Oktoberfest season is creeping closer, and if you are one to enjoy a cold lager once in a while – in moderation, of course, you may be helping to improve gut health, according to a recent study. Men who drank one alcoholic or non-alcoholic lager daily had a more diverse set of gut microbes in a pilot study, indicating greater intestinal health.
In recent years, research has demonstrated the importance of a healthy and diverse set of gut microbes to support overall health. Greater bacterial diversity in the gut microbiome has been associated with playing a role in the prevention of a number of chronic diseases including heart disease and diabetes.
The new double-blind study, published in the American Chemical Society’s Journal of Agricultural and Food Chemistry, followed 19 healthy men over a period of 4 weeks. Both groups of men, who drank either one 11-ounce alcoholic or one non-alcoholic lager with dinner showed greater diversity in their gut microbiome and higher levels of fecal alkaline phosphatase, a sign of intestinal health.
According to a recent Science Daily report, the participants’ weight, body mass index, and serum markers for heart health and metabolism didn’t change during the study. Because no amount of alcohol consumption is deemed perfectly safe, researchers suggest non-alcoholic beer may be the healthier choice.
Beer, like wine, can have health benefits when consumed in moderation. The American Heart Association recommends that men consume no more than 2 alcoholic drinks per day and no more than 1 for women. However, the AHA does not advise that anyone who does not already consume alcohol start drinking for health benefits.
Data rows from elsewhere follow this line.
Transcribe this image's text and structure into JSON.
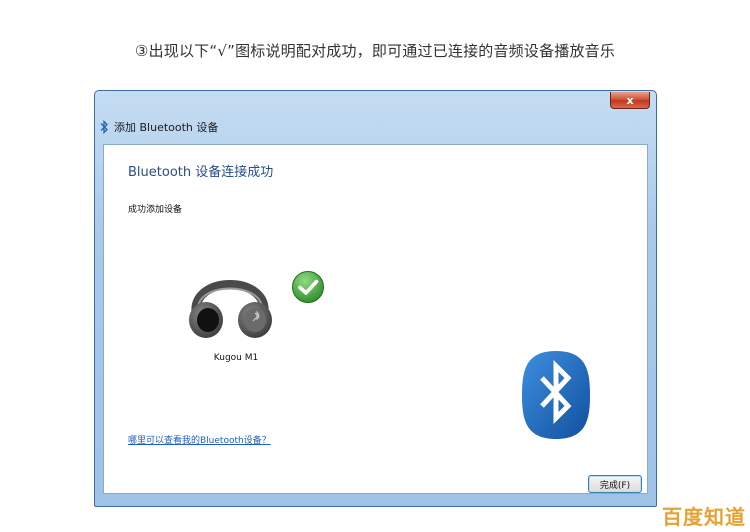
{
  "caption": "③出现以下“√”图标说明配对成功，即可通过已连接的音频设备播放音乐",
  "window": {
    "title": "添加 Bluetooth 设备",
    "close_label": "x",
    "heading": "Bluetooth 设备连接成功",
    "subtext": "成功添加设备",
    "device": {
      "name": "Kugou M1",
      "icon": "headphones-icon",
      "status_icon": "checkmark-icon"
    },
    "help_link": "哪里可以查看我的Bluetooth设备？",
    "finish_button": "完成(F)"
  },
  "watermark": "百度知道",
  "colors": {
    "heading": "#2a4d8a",
    "link": "#1f5fbf",
    "bluetooth_blue": "#1b63b3",
    "check_green": "#3da23d",
    "watermark": "#e7a232"
  }
}
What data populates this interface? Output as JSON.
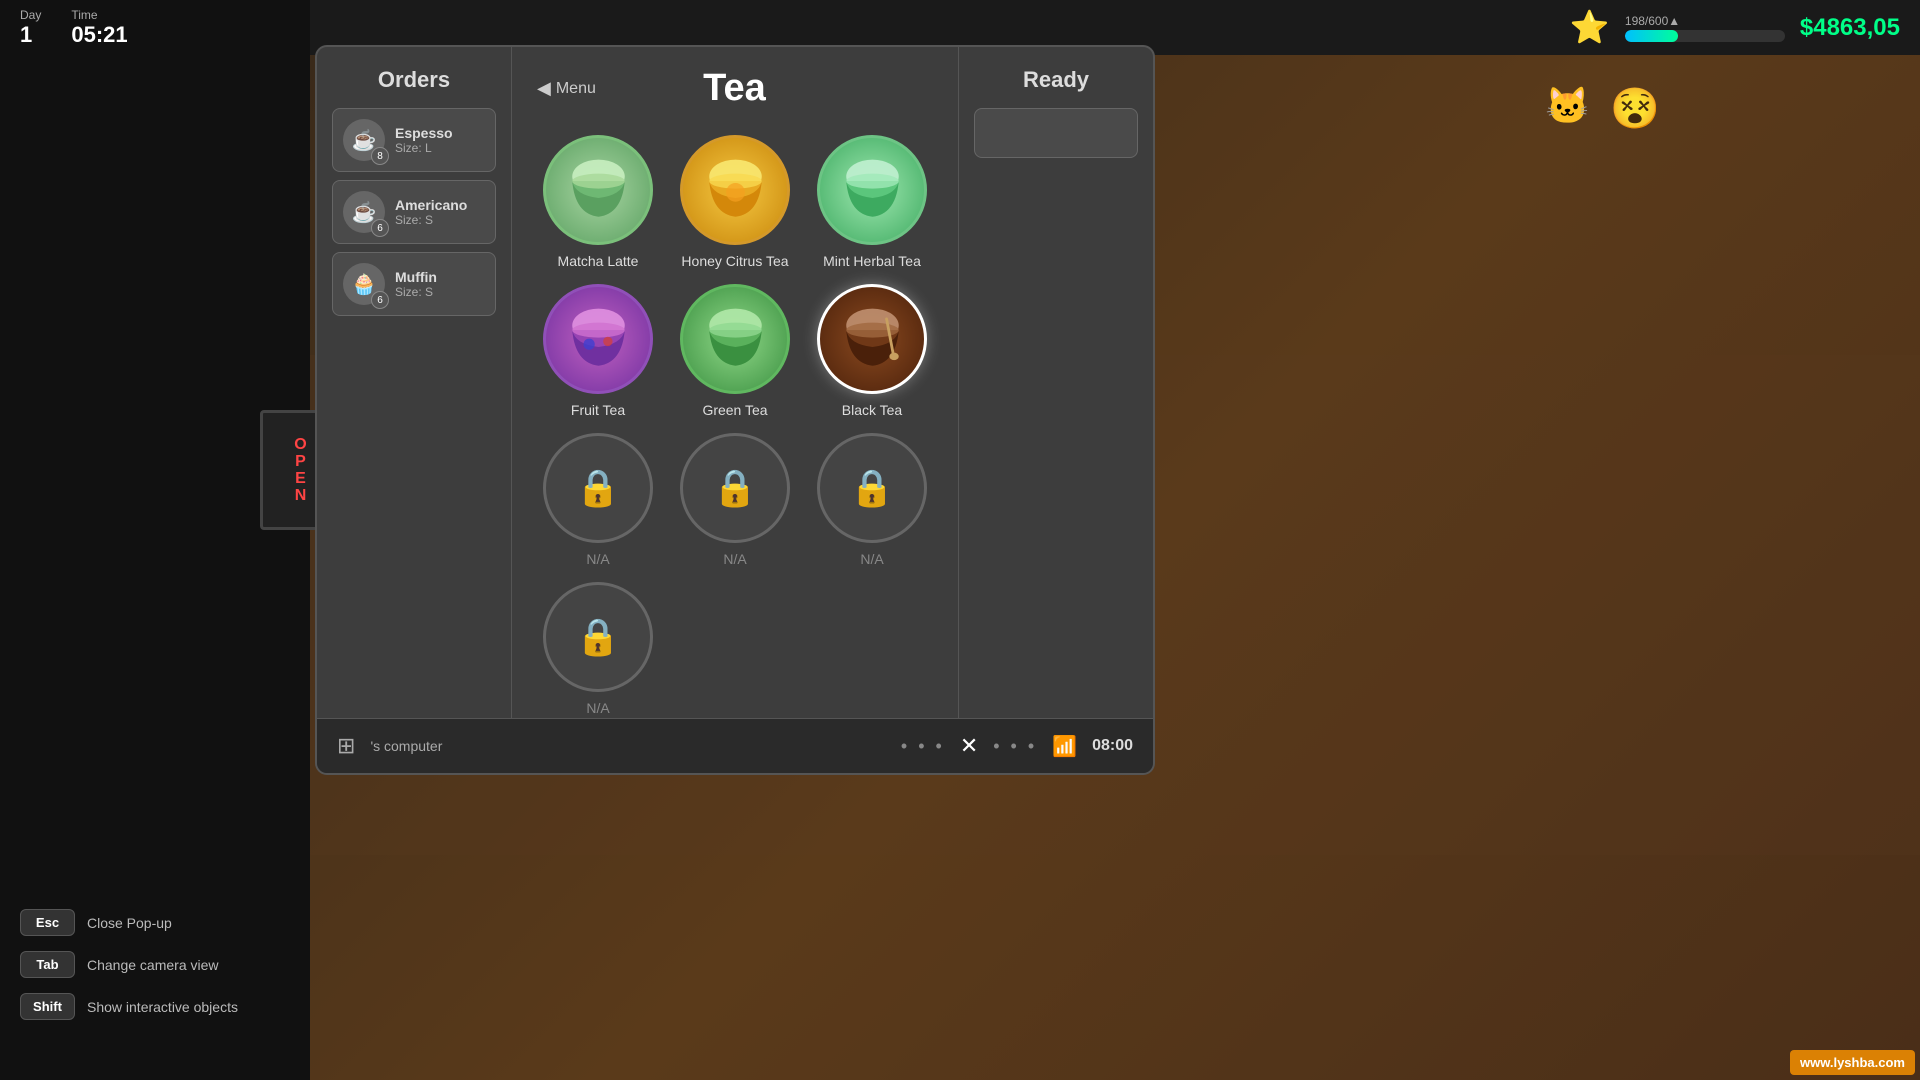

Don’t want the alcohol? No problem. There are a rapidly growing number of award-winning non-alcoholic beers available today that are both great-tasting and low in calories. Zum Wohl! (to your health)